Omertà unfortunately prevents me from telling you why I’ve been experimenting with this lesser known corner of Apache HTTPD, but I can at least write up a few hints, since this is a sparsely documented area.
Let’s set the scene: you have some sort of web site or web app. You want to make some alterations which could literally be achieved by running find and replace over the site/application output. However, you either can’t or don’t want to modify the site/app directly.
You might well be running the site behind an Apache HTTPD proxy in any case – all my Django sites are like this, so Apache can serve the static content.
Wouldn’t it be convenient if there was some way of having the proxy do a little light modification of the content on its way to the end user?
There is. However, if the wording on that page about writing output filters in C puts you off (it certainly put me off!), don’t despair. Just dig a little deeper and you will discover that you can write filters in any old programming language and have Apache call them.
There were just a couple of things I had to watch out for when getting this working in Apache 2.4:
- The filter chain includes gzip/deflate if you have that on, which is pretty much the norm these days.

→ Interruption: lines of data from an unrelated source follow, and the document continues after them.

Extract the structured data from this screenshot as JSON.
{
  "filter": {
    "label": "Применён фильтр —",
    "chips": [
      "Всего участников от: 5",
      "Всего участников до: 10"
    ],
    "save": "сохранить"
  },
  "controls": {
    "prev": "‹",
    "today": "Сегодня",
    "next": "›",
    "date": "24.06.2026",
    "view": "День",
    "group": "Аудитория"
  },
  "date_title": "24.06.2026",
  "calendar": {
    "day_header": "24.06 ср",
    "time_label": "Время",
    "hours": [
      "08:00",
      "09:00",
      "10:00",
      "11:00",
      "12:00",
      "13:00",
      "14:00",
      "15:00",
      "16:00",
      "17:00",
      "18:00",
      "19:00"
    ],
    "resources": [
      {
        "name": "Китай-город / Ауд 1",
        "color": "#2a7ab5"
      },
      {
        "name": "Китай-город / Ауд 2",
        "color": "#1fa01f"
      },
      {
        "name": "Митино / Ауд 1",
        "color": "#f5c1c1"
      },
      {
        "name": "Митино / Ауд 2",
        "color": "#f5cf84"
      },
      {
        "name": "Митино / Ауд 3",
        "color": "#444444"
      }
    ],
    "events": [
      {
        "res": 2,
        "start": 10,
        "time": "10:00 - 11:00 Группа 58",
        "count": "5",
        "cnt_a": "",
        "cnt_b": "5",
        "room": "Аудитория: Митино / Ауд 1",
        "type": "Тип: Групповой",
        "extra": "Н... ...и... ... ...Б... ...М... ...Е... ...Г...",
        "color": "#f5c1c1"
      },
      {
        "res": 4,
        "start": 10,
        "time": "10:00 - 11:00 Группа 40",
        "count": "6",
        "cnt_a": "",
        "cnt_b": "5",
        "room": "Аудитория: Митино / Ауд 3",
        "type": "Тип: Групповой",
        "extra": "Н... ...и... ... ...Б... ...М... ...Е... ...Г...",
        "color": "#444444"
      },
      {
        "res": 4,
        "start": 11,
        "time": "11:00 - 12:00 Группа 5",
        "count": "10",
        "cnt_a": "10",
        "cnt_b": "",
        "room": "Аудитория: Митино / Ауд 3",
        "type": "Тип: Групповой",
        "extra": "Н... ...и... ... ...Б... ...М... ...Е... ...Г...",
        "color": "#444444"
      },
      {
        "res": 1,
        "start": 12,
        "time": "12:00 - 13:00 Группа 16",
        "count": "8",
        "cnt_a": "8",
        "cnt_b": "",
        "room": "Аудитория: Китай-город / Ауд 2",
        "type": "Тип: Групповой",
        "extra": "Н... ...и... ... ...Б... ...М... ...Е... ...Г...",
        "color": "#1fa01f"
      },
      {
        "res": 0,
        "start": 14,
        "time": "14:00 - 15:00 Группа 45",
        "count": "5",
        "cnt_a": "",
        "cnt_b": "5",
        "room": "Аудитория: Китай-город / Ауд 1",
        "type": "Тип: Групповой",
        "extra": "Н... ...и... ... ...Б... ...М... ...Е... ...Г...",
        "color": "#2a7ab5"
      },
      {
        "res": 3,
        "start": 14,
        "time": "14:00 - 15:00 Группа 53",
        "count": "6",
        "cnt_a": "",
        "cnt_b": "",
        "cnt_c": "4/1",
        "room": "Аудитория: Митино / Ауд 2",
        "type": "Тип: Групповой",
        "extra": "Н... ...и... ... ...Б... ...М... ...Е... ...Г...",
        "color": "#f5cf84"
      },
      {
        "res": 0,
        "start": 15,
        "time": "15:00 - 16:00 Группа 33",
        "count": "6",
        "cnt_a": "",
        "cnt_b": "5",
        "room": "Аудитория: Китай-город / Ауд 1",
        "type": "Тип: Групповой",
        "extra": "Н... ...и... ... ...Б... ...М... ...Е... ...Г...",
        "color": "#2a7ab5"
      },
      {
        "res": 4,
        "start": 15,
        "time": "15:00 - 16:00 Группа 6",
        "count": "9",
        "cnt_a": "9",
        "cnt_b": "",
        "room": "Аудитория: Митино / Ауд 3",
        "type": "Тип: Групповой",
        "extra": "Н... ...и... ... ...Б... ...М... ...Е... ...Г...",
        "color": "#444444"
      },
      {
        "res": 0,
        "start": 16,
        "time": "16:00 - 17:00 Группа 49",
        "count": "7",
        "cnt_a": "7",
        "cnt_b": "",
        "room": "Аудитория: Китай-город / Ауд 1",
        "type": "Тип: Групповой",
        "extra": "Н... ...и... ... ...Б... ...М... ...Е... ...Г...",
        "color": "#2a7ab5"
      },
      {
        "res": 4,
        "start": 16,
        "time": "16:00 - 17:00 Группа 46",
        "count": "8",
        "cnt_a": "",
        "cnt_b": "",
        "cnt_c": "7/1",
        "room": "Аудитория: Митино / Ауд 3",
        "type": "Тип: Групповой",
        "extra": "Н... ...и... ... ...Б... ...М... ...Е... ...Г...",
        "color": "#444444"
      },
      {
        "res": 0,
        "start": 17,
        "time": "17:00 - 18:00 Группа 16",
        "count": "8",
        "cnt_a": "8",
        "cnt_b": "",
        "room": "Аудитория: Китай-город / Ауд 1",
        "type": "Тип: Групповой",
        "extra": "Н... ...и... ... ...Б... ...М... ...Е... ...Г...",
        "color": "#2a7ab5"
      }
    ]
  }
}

So you need to force the ordering of your filters if you don’t want your script being fed gzipped content (duh!)
- You can use ExtFilterOptions to dump stderr from your filter into the Apache error log, which is handy for diagnostic purposes when staring at a blank page
My config ended up thus

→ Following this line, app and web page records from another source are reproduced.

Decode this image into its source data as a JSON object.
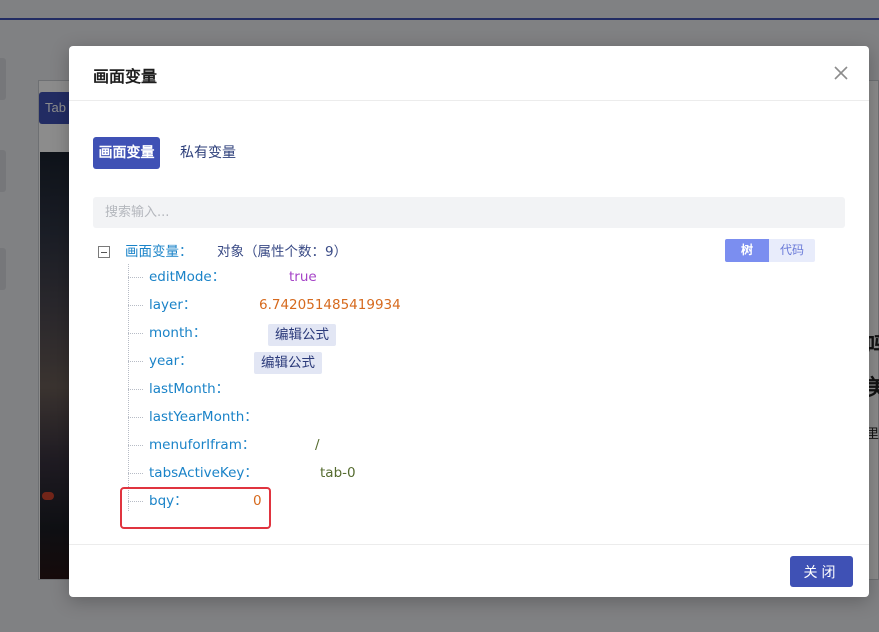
{
  "background": {
    "tab_label": "Tab",
    "right_text_1": "吗",
    "right_text_2": "美",
    "right_text_3": "里"
  },
  "modal": {
    "title": "画面变量",
    "close_icon": "close-icon",
    "tabs": [
      {
        "label": "画面变量",
        "active": true
      },
      {
        "label": "私有变量",
        "active": false
      }
    ],
    "search": {
      "placeholder": "搜索输入...",
      "value": ""
    },
    "view_toggle": {
      "tree_label": "树",
      "code_label": "代码",
      "selected": "树"
    },
    "tree": {
      "root_key": "画面变量：",
      "root_desc": "对象（属性个数：9）",
      "nodes": [
        {
          "key": "editMode：",
          "value": "true",
          "type": "boolean"
        },
        {
          "key": "layer：",
          "value": "6.742051485419934",
          "type": "number"
        },
        {
          "key": "month：",
          "value": "编辑公式",
          "type": "formula"
        },
        {
          "key": "year：",
          "value": "编辑公式",
          "type": "formula"
        },
        {
          "key": "lastMonth：",
          "value": "",
          "type": "empty"
        },
        {
          "key": "lastYearMonth：",
          "value": "",
          "type": "empty"
        },
        {
          "key": "menuforIfram：",
          "value": "/",
          "type": "string"
        },
        {
          "key": "tabsActiveKey：",
          "value": "tab-0",
          "type": "string"
        },
        {
          "key": "bqy：",
          "value": "0",
          "type": "number"
        }
      ]
    },
    "footer": {
      "close_label": "关闭"
    }
  },
  "colors": {
    "primary": "#3f51b5",
    "key_blue": "#1a83c8",
    "boolean_purple": "#a543c7",
    "number_orange": "#d66a1e",
    "string_olive": "#556b2f",
    "highlight_red": "#e0343f"
  }
}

ExtFilterDefine tweak_stuff mode=output cmd=”/path/to/script-which-replaces-some-stuff.py”
It’s not obvious from the documentation that filters will work in a Location block, but they do.
Fortunately, in my case, the filtered elements were rarely used pages of an application, but I can imagine this might start to rack up some performance problems if you did it too enthusiastically across a site